Memory is a concept that refers to the process which information is encoded, stored, retrieved; a “model of memory” is a hypothesised framework of memory. One of the models of memory is the Multi-store Model (MSM) of memory. Based on the assumptions that memory consists of separate places where information is stored and works in a single, uniform way, that memory processes are sequential, memory is categorised into three sections: sensory, short-term, long-term. It is suggested that sensory information from the environment first enters the sensory memory, after which the information is retained, not processed, until it is decided whether it be transferred to the short-term memory (STM) through attention. Information in STM can only be held for about 6-12 seconds, with a limited capacity of ~7 items. Information in STM is quickly lost unless it is transferred into long-term memory (LTM) through rehearsal, however it could be lost when there are interruptions or distractions: displacement. The LTM is believed to have unlimited capacity, where memories are stored in an outline form instead of an exact copy of the events, thus memory may be distorted when they are retrieved as there are gaps filled by ourselves. A study that supports this theory is Glanzer and Cunitz (1966), aimed to investigate the serial position effect — the tendency to recall the first and last item on a list rather than the middle ones.
Participants were asked to memorise a list of words then recall them in any order, in 2 different conditions: the first being recordings of 20-word lists of common one-syllable nouns then completing a free-recall task right after hearing the words; the second, involved a delay between the end of the list and start of recall, in which participants had to count backwards from a number for 30 seconds, so rehearsal was prevented. Results from condition 1 showed that participants were better at remembering words at the start and the end of the list. Results from condition 2 showed that participants were unable to recall the words at the end but were still able to recall words from the start.

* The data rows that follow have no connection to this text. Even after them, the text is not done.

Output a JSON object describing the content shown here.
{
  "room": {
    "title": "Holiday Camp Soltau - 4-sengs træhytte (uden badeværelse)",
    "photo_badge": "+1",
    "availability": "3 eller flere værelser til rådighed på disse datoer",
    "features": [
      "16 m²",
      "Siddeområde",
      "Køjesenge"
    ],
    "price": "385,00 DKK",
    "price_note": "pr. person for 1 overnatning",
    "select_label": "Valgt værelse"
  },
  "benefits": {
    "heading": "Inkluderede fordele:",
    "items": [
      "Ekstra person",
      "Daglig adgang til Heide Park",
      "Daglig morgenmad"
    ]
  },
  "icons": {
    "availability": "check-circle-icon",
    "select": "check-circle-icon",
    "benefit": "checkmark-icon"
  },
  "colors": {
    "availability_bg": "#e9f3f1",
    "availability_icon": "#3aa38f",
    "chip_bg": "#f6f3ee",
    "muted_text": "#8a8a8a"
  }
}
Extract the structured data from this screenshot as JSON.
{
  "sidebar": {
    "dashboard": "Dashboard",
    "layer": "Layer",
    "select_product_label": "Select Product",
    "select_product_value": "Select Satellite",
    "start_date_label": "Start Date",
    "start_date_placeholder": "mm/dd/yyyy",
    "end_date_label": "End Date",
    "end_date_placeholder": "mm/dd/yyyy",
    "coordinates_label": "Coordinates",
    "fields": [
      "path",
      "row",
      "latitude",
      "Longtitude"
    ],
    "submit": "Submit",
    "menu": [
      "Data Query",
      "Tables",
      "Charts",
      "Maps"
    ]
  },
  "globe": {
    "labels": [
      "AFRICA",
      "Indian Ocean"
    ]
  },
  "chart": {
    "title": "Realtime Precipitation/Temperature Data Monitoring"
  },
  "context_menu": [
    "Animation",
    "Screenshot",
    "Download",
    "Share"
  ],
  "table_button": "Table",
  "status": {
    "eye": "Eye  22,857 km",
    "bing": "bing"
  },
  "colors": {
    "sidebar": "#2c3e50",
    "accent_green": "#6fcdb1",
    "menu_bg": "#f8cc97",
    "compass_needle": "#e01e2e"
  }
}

The words at start are still remembered because participants had the intention of memorising the words and tend to repeat them, comparably more rehearsal thus transferred into LTM (primacy effect). Words were recalled right after the last words were heard, thus they are still in STM (recency effect). However, in the second condition, because there was a delay that exceeded the time limit of STM in recalling the words, there was no rehearsal for the latter words to be put into LTM and the words are displaced from the STM by the filler activity from. Hence we see the separation between STM and LTM, that memory could only be transferred to LTM through rehearsal, supporting the MSM as participants were able to recall 5-9 items in the first conditio